Senators pass Bill scrapping degree requirement for MPs

Senate in a previous session. [Standard]

Senators have unanimously passed a Bill scrapping degree requirement for MP aspirants.

The vote by the Senate is a major win for hundreds of aspirants in the August polls including sitting lawmakers who do not have the requisite academic papers.

All the 27 senators present during the Wednesday sitting voted for the Elections (Amendment) Bill, 2021 as the political class appear to gang up against the law.

The Bill that was sponsored by Elgeyo Marakwet Senator Kipchumba Murkomen is set to be introduced in the National Assembly for consideration before it can be enacted into law.

The new Bill seeks to amend Section 22 of the Elections Act, 2011 that made a university degree mandatory for those seeking to run for MP and MCA positions.

Murkomen’s Bill lists the ability to read and write as the only requirement.

The vote by the House comes even as the Independent Electoral and Boundaries Commission (IEBC) recently insisted that MP aspirants must meet the degree requirement.

MCA aspirants have since escaped the requirement after the High Court in a judgement declared section 22 of the Elections Act unconstitutional.

"Unless declared unconstitutional by the Court, the degree requirement for Members of Parliament is in force and is trite law," said IEBC chief executive Marjan Hussein.

Murkomen yesterday commended senators for backing the Bill while citing the 2109 Census that placed Kenyans with a university degree at only 3.5 per cent.

“Kenya Census 2019 showed that only 3.5 per cent of Kenya’s population are university graduates. I want to thank my colleagues in the Senate for approving my Elections (Amendment) Bill and giving a chance to millions of Kenyans to enjoy their political rights under Art.38 of our Constitution,” he said.

The senator argued that making academic papers a requirement for elective positions would lock out many people with leadership attributes.

“The purpose of this Bill is to amend the Elections Act, No 24 of 2011, to enable a person who is able to read and write to be nominated as a candidate for elections as a Member of Parliament,” states the Bill.

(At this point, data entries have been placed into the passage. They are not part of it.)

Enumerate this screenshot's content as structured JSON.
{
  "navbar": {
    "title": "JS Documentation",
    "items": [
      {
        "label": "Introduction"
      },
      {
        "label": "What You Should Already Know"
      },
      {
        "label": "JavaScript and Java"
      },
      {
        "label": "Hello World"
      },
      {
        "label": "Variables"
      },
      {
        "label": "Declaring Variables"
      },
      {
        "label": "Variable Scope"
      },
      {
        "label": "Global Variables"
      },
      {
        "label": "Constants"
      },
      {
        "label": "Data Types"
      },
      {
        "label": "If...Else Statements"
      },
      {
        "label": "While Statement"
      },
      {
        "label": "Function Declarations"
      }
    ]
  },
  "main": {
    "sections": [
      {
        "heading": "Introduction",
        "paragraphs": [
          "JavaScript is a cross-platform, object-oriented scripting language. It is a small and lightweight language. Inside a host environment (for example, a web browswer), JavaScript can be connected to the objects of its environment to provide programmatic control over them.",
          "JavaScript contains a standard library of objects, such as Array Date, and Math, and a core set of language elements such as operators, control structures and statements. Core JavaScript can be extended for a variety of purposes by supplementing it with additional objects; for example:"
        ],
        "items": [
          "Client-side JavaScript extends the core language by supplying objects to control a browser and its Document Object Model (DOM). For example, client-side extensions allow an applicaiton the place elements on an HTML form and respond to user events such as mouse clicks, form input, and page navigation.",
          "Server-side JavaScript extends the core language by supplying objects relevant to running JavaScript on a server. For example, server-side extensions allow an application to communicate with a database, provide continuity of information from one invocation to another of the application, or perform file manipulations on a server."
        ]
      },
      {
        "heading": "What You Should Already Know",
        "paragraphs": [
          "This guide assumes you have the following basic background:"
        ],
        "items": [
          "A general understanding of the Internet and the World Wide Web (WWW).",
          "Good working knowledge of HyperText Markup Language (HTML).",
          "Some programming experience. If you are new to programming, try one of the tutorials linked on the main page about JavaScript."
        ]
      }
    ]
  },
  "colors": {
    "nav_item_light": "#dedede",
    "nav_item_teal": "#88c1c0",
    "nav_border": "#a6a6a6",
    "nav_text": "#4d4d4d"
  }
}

“Section 22 of the Elections Act is amended in subsection (1) by deleting paragraph (b) and substituting therefore the following new paragraph – (b) is able to read and write in the English or Kiswahili language or, in the case of a person who is deaf or hard of hearing, is literate in the Kenya sign language,” it states.

He says Article 38(3) of the Constitution provides that – every adult citizen has the right, without unreasonable restrictions – to be a registered voter, to vote by secret ballot in any election or referendum and be a candidate for public office within a political party of which the citizen is a member and elected, to hold office.

Currently, the Elections Act only makes it mandatory for the presidential aspirant and running mate as well as governors and their running mates to be degree holders.

The law was passed by Parliament in the run up to 2017 polls but the MPs suspended its implementation to next year’s poll.